▸ The task:
Within the data below, copy each line where the string "GBPUSD" is found.

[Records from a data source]
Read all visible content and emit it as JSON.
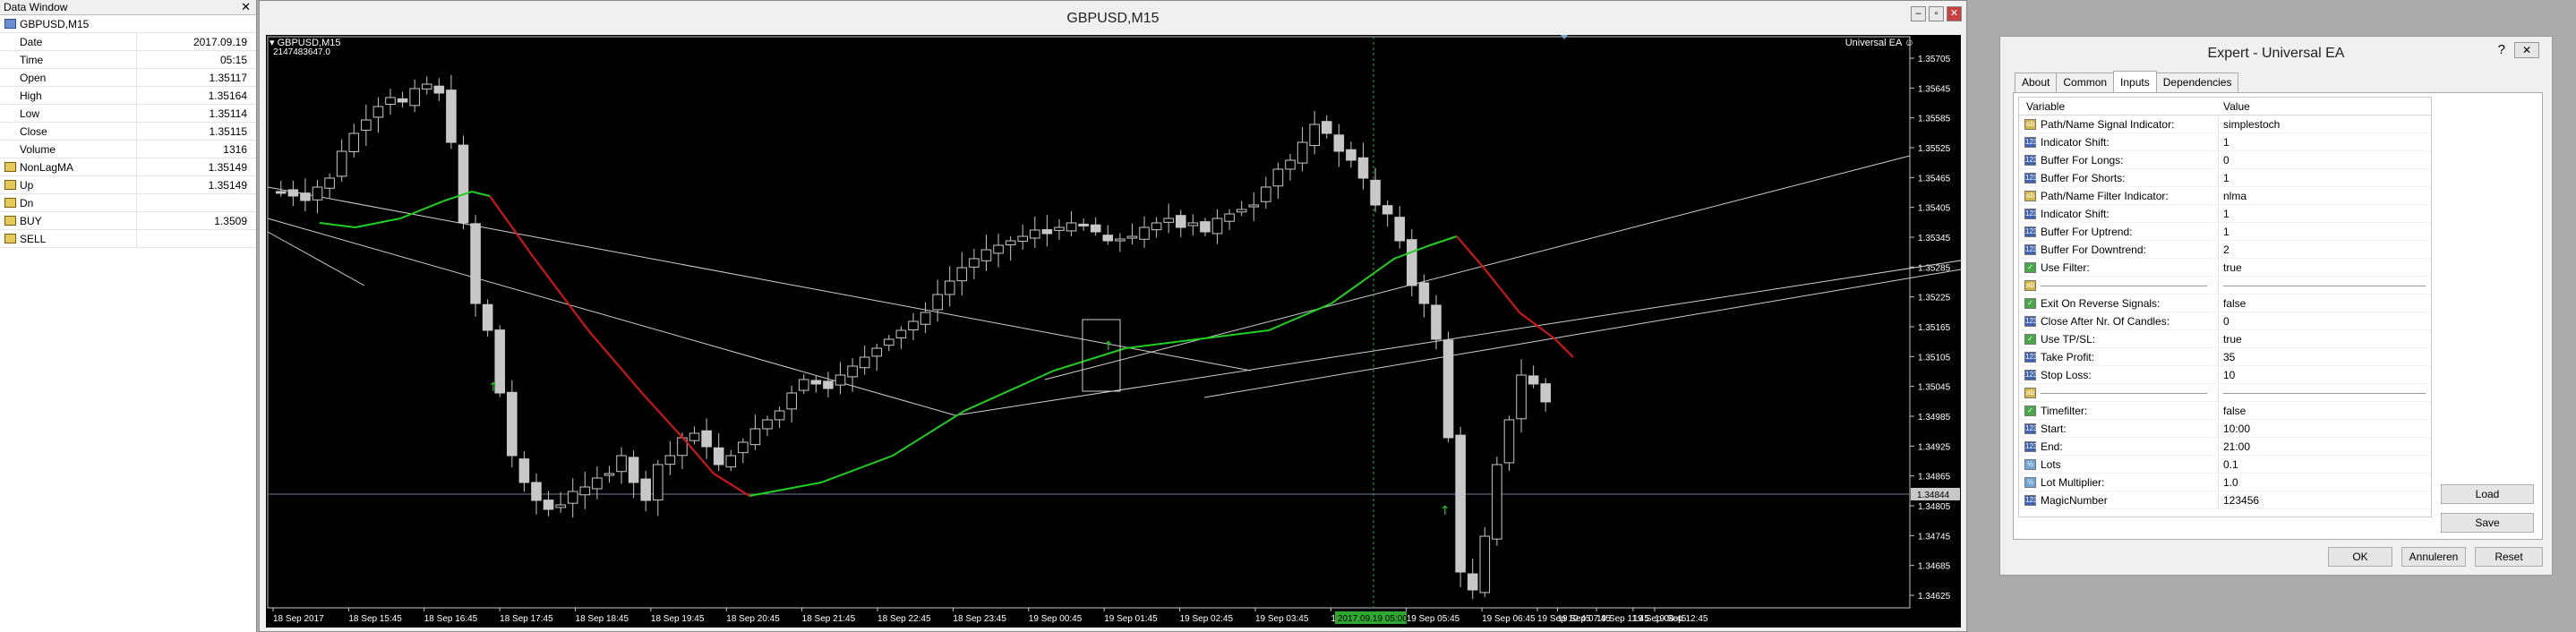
{
  "data_window": {
    "title": "Data Window",
    "symbol": "GBPUSD,M15",
    "rows": [
      {
        "label": "Date",
        "value": "2017.09.19",
        "icon": ""
      },
      {
        "label": "Time",
        "value": "05:15",
        "icon": ""
      },
      {
        "label": "Open",
        "value": "1.35117",
        "icon": ""
      },
      {
        "label": "High",
        "value": "1.35164",
        "icon": ""
      },
      {
        "label": "Low",
        "value": "1.35114",
        "icon": ""
      },
      {
        "label": "Close",
        "value": "1.35115",
        "icon": ""
      },
      {
        "label": "Volume",
        "value": "1316",
        "icon": ""
      },
      {
        "label": "NonLagMA",
        "value": "1.35149",
        "icon": "indicator-icon"
      },
      {
        "label": "Up",
        "value": "1.35149",
        "icon": "indicator-icon"
      },
      {
        "label": "Dn",
        "value": "",
        "icon": "indicator-icon"
      },
      {
        "label": "BUY",
        "value": "1.3509",
        "icon": "indicator-icon"
      },
      {
        "label": "SELL",
        "value": "",
        "icon": "indicator-icon"
      }
    ]
  },
  "chart_window": {
    "title": "GBPUSD,M15",
    "info_symbol": "GBPUSD,M15",
    "info_id": "2147483647.0",
    "ea_label": "Universal EA",
    "current_price": "1.34844",
    "date_highlight": "2017.09.19 05:00",
    "price_ticks": [
      "1.35705",
      "1.35645",
      "1.35585",
      "1.35525",
      "1.35465",
      "1.35405",
      "1.35345",
      "1.35285",
      "1.35225",
      "1.35165",
      "1.35105",
      "1.35045",
      "1.34985",
      "1.34925",
      "1.34865",
      "1.34805",
      "1.34745",
      "1.34685",
      "1.34625"
    ],
    "time_ticks": [
      "18 Sep 2017",
      "18 Sep 15:45",
      "18 Sep 16:45",
      "18 Sep 17:45",
      "18 Sep 18:45",
      "18 Sep 19:45",
      "18 Sep 20:45",
      "18 Sep 21:45",
      "18 Sep 22:45",
      "18 Sep 23:45",
      "19 Sep 00:45",
      "19 Sep 01:45",
      "19 Sep 02:45",
      "19 Sep 03:45",
      "19 Sep 04:45",
      "19 Sep 05:45",
      "19 Sep 06:45",
      "19 Sep 07:45",
      "19 Sep 08:45",
      "19 Sep 10:45",
      "19 Sep 11:45",
      "19 Sep 12:45"
    ]
  },
  "expert_dialog": {
    "title": "Expert - Universal EA",
    "help": "?",
    "close": "✕",
    "tabs": [
      "About",
      "Common",
      "Inputs",
      "Dependencies"
    ],
    "active_tab": "Inputs",
    "col_variable": "Variable",
    "col_value": "Value",
    "params": [
      {
        "type": "str",
        "name": "Path/Name Signal Indicator:",
        "value": "simplestoch"
      },
      {
        "type": "int",
        "name": "Indicator Shift:",
        "value": "1"
      },
      {
        "type": "int",
        "name": "Buffer For Longs:",
        "value": "0"
      },
      {
        "type": "int",
        "name": "Buffer For Shorts:",
        "value": "1"
      },
      {
        "type": "str",
        "name": "Path/Name Filter Indicator:",
        "value": "nlma"
      },
      {
        "type": "int",
        "name": "Indicator Shift:",
        "value": "1"
      },
      {
        "type": "int",
        "name": "Buffer For Uptrend:",
        "value": "1"
      },
      {
        "type": "int",
        "name": "Buffer For Downtrend:",
        "value": "2"
      },
      {
        "type": "bool",
        "name": "Use Filter:",
        "value": "true"
      },
      {
        "type": "str",
        "name": "",
        "value": "",
        "separator": true
      },
      {
        "type": "bool",
        "name": "Exit On Reverse Signals:",
        "value": "false"
      },
      {
        "type": "int",
        "name": "Close After Nr. Of Candles:",
        "value": "0"
      },
      {
        "type": "bool",
        "name": "Use TP/SL:",
        "value": "true"
      },
      {
        "type": "int",
        "name": "Take Profit:",
        "value": "35"
      },
      {
        "type": "int",
        "name": "Stop Loss:",
        "value": "10"
      },
      {
        "type": "str",
        "name": "",
        "value": "",
        "separator": true
      },
      {
        "type": "bool",
        "name": "Timefilter:",
        "value": "false"
      },
      {
        "type": "int",
        "name": "Start:",
        "value": "10:00"
      },
      {
        "type": "int",
        "name": "End:",
        "value": "21:00"
      },
      {
        "type": "dbl",
        "name": "Lots",
        "value": "0.1"
      },
      {
        "type": "dbl",
        "name": "Lot Multiplier:",
        "value": "1.0"
      },
      {
        "type": "int",
        "name": "MagicNumber",
        "value": "123456"
      }
    ],
    "load_label": "Load",
    "save_label": "Save",
    "ok_label": "OK",
    "cancel_label": "Annuleren",
    "reset_label": "Reset"
  }
}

▸ Task result:
    "symbol": "GBPUSD,M15",
    "title": "GBPUSD,M15",
    "info_symbol": "GBPUSD,M15",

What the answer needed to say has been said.